Image informatics firm BioImagene said this week that it has acquired the TissueInformatics tissue analysis software business from Icoria, a business unit of Clinical Data, for an undisclosed sum.
BioImagene, based in Cupertino, Calif., said that the acquisition will strengthen its position in the tissue analysis software market, particularly in the area of "tox-path," or toxicology and pathology, which the company has identified as a burgeoning area for its software products.
Mohan Uttarwar, CEO of BioImagene, told BioInform via e-mail that the tox-path market in the US "is estimated by analysts to be over $200 million." He added that with up to 4,000 glass slides being used in some experiments, "screening huge volumes of slides becomes a challenging task due to lack of resources available."
"Labs can load batches of slides from 50 to 300 overnight. By the next morning, slides are scanned, stored, analyzed, and results are available in well-tabulated reports that can be shared over the web."
TissueInformatics, based in Pittsburgh, has developed automated pathology software for analyzing tissue changes in drug discovery, disease assessment, toxicology, and tissue engineering.
The company was acquired by Paradigm Genetics in early 2004 for around $4 million in stock as part of Paradigm's broader effort to build out its computational systems biology capabilities [BioInform 02-09-04]
Paradigm changed its name to Icoria later that year, and was acquired by Clinical Data last year for around $12.5 million.
Icoria officials could not be reached for comment before press time.
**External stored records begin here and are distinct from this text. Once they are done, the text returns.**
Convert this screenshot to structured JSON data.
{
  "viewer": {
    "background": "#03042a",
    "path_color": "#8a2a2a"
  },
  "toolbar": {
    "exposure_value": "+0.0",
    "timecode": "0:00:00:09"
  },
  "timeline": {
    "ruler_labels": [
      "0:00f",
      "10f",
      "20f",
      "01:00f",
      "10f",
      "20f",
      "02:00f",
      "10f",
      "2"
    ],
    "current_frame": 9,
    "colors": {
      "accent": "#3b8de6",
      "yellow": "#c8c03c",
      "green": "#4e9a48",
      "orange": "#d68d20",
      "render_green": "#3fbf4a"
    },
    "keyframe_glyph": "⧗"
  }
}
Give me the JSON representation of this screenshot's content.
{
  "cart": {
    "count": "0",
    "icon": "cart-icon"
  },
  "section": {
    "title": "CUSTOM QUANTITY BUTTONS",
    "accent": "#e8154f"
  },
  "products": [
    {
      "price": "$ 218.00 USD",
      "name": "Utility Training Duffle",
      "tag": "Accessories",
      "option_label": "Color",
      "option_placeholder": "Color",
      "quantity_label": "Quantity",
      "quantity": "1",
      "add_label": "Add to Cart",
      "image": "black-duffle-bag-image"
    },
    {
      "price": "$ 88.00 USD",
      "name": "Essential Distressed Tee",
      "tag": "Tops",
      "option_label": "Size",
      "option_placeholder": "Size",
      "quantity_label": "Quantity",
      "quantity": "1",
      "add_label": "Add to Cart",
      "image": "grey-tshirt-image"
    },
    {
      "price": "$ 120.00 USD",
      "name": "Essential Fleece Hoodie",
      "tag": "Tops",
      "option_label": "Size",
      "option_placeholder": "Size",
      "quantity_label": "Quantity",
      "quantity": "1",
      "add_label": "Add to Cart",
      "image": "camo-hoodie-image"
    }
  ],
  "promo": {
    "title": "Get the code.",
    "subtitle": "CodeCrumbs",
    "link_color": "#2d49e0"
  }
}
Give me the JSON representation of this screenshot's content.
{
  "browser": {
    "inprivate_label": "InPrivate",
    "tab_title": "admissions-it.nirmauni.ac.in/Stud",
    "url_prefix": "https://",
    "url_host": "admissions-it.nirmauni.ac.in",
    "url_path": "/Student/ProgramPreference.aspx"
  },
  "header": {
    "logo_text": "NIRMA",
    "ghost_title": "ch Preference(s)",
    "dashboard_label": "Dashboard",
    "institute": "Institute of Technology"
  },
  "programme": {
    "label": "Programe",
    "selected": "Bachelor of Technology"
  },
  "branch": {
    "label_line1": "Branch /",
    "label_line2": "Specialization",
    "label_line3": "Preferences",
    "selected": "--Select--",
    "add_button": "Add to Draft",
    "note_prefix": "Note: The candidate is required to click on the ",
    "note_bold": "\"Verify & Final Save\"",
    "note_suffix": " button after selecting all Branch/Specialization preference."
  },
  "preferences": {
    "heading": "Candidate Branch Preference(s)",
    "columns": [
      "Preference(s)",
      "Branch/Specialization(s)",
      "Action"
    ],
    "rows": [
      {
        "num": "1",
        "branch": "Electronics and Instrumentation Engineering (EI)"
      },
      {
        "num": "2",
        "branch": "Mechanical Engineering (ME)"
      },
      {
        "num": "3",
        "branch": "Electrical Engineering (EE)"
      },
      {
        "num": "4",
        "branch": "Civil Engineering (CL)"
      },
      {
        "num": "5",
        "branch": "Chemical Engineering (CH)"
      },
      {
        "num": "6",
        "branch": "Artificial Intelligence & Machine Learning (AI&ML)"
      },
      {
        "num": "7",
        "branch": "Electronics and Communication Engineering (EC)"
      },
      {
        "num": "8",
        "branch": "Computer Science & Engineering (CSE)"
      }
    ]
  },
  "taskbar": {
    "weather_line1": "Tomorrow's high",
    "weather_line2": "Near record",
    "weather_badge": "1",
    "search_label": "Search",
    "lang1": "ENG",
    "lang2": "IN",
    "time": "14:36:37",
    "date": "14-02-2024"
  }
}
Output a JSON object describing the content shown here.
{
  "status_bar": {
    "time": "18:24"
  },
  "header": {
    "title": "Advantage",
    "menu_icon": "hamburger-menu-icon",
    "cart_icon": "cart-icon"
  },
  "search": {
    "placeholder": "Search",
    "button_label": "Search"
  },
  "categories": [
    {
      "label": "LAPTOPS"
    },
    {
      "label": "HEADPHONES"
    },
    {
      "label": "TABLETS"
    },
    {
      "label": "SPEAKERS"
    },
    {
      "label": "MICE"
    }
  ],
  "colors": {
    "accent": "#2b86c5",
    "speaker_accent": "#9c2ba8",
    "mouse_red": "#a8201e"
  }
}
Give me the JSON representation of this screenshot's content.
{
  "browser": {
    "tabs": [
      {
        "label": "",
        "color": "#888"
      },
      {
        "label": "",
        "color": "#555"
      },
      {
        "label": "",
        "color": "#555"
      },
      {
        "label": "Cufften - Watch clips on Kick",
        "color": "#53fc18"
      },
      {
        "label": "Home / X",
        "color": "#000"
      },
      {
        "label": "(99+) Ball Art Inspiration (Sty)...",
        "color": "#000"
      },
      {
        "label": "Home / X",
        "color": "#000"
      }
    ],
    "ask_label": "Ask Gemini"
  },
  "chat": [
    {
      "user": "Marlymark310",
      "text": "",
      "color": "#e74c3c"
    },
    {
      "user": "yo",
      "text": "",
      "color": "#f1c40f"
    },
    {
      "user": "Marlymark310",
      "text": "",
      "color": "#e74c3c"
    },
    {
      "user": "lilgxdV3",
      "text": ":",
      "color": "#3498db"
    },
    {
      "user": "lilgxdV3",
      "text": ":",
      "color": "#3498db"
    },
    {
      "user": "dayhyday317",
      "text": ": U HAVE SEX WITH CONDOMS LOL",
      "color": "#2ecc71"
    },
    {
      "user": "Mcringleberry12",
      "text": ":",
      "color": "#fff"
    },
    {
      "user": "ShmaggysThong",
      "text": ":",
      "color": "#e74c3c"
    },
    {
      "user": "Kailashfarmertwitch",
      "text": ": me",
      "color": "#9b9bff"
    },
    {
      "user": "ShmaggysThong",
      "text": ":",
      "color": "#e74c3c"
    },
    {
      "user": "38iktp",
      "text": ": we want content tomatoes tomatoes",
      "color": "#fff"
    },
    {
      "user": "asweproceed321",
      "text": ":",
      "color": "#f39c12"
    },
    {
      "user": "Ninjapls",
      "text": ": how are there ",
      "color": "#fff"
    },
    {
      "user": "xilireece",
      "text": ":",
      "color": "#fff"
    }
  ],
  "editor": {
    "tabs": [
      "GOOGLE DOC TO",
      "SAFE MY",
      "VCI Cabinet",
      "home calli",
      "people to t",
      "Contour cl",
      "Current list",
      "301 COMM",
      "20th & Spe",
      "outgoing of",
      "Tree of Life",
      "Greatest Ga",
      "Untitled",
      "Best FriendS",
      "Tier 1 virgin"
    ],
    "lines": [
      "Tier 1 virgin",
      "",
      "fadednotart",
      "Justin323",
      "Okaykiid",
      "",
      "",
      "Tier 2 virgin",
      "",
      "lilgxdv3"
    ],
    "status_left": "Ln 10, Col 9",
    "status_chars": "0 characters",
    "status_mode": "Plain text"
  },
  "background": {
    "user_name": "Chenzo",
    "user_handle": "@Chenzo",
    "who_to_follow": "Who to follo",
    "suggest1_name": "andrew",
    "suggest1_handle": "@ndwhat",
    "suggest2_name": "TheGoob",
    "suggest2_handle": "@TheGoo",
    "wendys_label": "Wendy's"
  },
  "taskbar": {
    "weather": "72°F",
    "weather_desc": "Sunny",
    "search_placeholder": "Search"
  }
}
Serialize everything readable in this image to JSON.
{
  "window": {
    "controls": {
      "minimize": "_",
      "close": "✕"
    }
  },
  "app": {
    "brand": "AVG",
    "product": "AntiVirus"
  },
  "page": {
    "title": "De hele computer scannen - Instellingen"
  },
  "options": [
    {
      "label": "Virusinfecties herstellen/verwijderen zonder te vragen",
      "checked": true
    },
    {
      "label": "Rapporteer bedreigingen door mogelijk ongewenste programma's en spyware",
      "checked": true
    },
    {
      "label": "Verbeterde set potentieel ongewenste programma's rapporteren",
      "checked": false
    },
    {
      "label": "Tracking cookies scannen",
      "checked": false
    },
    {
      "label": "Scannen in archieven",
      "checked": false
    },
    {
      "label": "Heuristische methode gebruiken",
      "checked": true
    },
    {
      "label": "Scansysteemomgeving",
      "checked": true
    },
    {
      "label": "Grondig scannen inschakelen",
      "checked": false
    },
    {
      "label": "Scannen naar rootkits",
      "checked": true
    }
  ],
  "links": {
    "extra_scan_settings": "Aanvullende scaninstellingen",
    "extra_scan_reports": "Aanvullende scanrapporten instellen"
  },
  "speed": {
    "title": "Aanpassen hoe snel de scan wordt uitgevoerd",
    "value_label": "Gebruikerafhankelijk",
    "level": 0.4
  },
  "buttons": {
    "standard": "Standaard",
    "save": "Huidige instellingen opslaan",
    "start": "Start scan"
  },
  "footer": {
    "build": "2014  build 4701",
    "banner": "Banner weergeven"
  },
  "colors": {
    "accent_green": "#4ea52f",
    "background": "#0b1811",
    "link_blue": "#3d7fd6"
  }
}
BioImagene sells the image-management system SIMS, which it picked up in its acquisition of Scimagix in late 2004, [BioInform 11-15-04], and a suite of image-analysis tools built upon its iHarness expert system framework. The company currently sells a tissue analysis software package called TissueMine, but Uttarwar said that the TissueInformatics technology is "complementary" to BioImagene's tools.
By integrating SIMS with TissueInformatics' analysis engine, "Labs can load batches of slides from 50 to 300 overnight," Uttarwar said. "By the next morning, slides are scanned, stored, analyzed, and results are available in well-tabulated reports that can be shared over the web."
The integrated product will be released under the name Tox-mine before the end of the year, Uttarwar said.
The TissueInformatics management team will remain in Pittsburgh, and the office there will serve as BioImagene's "East coast hub," Uttarwar said. Max Fedor of TissueInformatics will become vice president of business development at BioImagene and will be responsible for customer support for the combined company on the East coast.
Uttarwar said the integration is expected to be completed in 90 days.
— Bernadette Toner ([email protected])